Anene

We don’t know what sort of a person Anene was and frankly it doesn’t matter, she simply did not deserve to die.  She did not deserve to be a rape victim.  This should never have happened to her.  This should never happen to any girl, any woman, to any person, ever.

Sadly it happens to too many.

So what to do?  Why does it happen? How can we stop it happening again, or at least, happening as often as it does?  Everyone in South Africa, every chat show host, every columnist, every blogger, ourselves included, is asking this question of one another and of ourselves.  We cannot help but ask these questions.  And a rape every four minutes, which we believe reflects the real incidence of this outrage, compels us to ask them.

We are not psychologists.  We cannot get into the mind of a rapist and we wouldn’t want to go there anyway.  But we are convinced that the fragmented society we live in must have something to do with Anene’s pain and fate.

We have a theory; that men do not grow to learn to respect women because they often grow up in the streets, or nearly so, reflecting the attitudes of cohorts who have no respect for anyone.  Meaning they do not have the benefits of growing up in a nurturing family, learning to respect and cherish one another, that the ethic of violence and bullying and lack of respect for one-another and for women in particular, is learned in our streets and in our schools and in our gangs, and is just a catalyst for the mind-set that says of Anene and others like her, that they are just a toy, there for some one’s momentary pleasure, to be used, abused and discarded for dead like so much trash.  And somehow this mind-set has to end.

We believe that if our society were different, if we had affordable government we would have an affordable society made up of affordable communities made up of affordable families, nurturing families who would teach us all to respect and love and care for one another and protect one another, particularly the vulnerable, as Anene was.  And we pledge ourselves to that end.  But we have a long way to go.   
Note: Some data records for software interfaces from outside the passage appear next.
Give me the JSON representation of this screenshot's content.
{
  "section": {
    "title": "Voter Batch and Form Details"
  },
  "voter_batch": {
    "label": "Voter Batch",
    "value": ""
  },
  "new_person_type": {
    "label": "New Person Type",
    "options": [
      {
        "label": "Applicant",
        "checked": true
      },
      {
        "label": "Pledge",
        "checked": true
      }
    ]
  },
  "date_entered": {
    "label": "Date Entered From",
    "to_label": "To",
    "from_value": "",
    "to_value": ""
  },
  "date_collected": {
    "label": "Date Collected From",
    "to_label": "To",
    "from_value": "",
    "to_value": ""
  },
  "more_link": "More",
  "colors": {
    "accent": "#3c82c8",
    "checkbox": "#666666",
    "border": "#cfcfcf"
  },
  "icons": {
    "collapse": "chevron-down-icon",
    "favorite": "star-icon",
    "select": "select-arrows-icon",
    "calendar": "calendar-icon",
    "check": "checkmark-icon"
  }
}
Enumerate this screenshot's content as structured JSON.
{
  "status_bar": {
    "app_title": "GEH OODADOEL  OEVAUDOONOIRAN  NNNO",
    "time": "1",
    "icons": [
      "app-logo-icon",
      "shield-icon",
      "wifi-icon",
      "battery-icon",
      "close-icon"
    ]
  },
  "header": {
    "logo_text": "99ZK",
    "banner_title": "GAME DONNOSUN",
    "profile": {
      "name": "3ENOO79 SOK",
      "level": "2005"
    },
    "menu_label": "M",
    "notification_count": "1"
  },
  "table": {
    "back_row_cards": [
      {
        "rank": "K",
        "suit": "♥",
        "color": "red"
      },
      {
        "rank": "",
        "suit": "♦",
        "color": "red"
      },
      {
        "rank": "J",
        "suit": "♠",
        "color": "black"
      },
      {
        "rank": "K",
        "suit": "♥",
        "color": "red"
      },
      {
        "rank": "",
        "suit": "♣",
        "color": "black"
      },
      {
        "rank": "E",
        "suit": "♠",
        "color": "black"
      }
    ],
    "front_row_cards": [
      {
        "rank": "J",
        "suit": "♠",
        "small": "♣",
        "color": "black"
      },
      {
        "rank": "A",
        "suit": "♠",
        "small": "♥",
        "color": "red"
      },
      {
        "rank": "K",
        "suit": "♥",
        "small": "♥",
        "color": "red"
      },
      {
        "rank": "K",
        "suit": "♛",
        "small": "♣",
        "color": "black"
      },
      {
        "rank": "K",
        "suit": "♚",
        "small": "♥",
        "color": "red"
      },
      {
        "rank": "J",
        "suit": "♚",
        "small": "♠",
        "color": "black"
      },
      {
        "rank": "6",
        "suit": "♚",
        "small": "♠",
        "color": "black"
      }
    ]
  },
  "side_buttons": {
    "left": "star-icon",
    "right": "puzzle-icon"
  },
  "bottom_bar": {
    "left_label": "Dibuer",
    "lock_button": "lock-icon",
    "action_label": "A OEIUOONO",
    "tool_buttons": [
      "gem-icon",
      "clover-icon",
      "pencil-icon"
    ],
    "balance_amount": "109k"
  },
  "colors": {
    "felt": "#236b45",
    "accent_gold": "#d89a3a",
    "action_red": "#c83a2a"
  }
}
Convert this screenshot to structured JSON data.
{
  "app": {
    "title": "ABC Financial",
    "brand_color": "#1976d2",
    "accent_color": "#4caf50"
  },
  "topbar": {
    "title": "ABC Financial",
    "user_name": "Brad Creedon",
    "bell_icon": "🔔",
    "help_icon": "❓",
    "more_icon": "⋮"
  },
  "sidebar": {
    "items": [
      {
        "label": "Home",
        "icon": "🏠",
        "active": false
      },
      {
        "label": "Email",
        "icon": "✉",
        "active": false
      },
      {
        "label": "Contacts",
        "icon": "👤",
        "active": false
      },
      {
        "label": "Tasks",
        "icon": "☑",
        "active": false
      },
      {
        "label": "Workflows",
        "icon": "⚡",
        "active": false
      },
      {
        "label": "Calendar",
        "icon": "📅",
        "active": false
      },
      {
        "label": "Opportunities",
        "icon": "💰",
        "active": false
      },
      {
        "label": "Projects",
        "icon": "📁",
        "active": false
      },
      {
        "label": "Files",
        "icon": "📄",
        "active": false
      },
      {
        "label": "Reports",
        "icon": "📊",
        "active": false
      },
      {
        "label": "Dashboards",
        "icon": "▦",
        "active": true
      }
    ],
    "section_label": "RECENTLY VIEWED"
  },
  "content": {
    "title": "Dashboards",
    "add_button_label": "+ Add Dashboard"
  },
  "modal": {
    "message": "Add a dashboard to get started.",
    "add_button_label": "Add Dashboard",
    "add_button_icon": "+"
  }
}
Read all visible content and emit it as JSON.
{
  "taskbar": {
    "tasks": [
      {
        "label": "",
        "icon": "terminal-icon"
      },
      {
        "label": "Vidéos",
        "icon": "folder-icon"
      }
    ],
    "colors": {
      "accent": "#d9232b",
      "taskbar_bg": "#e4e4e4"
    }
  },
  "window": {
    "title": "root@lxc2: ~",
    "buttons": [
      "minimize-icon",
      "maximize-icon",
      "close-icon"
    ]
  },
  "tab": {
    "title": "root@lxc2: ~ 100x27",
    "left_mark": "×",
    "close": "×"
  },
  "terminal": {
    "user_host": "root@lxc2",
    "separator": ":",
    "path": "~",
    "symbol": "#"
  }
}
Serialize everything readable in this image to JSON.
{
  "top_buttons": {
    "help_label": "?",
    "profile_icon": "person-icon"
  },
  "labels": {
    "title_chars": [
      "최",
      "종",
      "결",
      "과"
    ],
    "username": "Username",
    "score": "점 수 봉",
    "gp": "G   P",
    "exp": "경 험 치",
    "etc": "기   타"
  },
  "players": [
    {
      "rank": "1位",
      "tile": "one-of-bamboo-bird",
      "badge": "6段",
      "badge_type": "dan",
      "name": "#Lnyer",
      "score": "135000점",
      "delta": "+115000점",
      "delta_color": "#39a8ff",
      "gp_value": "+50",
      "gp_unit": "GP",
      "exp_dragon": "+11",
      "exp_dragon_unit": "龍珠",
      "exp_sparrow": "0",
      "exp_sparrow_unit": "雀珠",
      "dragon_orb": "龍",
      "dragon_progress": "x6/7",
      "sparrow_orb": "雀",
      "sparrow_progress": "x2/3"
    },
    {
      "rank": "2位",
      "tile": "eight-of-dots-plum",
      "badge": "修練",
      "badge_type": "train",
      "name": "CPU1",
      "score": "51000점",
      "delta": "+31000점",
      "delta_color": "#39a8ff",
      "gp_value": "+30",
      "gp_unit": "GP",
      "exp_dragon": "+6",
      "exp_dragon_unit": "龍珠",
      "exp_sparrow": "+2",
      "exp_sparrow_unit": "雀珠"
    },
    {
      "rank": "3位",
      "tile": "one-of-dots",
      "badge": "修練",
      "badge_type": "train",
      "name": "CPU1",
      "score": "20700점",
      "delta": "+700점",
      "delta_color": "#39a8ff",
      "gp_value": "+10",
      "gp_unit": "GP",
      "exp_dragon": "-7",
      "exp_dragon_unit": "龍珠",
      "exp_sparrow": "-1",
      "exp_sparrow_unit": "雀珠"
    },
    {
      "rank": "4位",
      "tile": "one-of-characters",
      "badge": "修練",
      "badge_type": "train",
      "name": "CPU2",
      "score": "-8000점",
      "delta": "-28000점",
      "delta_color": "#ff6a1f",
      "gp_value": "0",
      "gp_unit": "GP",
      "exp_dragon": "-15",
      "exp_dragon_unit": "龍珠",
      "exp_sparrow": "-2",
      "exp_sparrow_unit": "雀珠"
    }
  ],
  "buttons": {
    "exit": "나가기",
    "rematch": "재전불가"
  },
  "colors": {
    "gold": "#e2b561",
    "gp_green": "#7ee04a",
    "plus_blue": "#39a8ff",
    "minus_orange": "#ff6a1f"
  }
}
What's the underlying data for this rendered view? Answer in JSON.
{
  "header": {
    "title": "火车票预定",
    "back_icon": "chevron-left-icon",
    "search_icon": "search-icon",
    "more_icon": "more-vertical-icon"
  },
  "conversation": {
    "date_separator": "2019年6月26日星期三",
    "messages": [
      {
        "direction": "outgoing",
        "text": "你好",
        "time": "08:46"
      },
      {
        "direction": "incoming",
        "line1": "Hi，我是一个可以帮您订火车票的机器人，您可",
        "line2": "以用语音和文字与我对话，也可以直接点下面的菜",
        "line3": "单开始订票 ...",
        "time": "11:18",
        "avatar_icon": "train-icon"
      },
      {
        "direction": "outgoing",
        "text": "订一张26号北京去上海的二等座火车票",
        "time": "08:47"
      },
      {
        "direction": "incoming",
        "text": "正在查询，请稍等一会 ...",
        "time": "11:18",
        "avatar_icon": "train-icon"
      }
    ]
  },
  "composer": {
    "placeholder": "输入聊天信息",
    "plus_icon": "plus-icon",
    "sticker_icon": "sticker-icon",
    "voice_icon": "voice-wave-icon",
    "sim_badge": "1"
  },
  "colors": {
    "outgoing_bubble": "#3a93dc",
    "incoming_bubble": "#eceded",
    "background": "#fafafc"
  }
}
We are realists.  We understand that it cannot end rapes, and sadly, it cannot return Anene’s life to her nor her gifts to her loved ones but perhaps it will save some of her sisters from similar indignities and fates.  We can only do our best.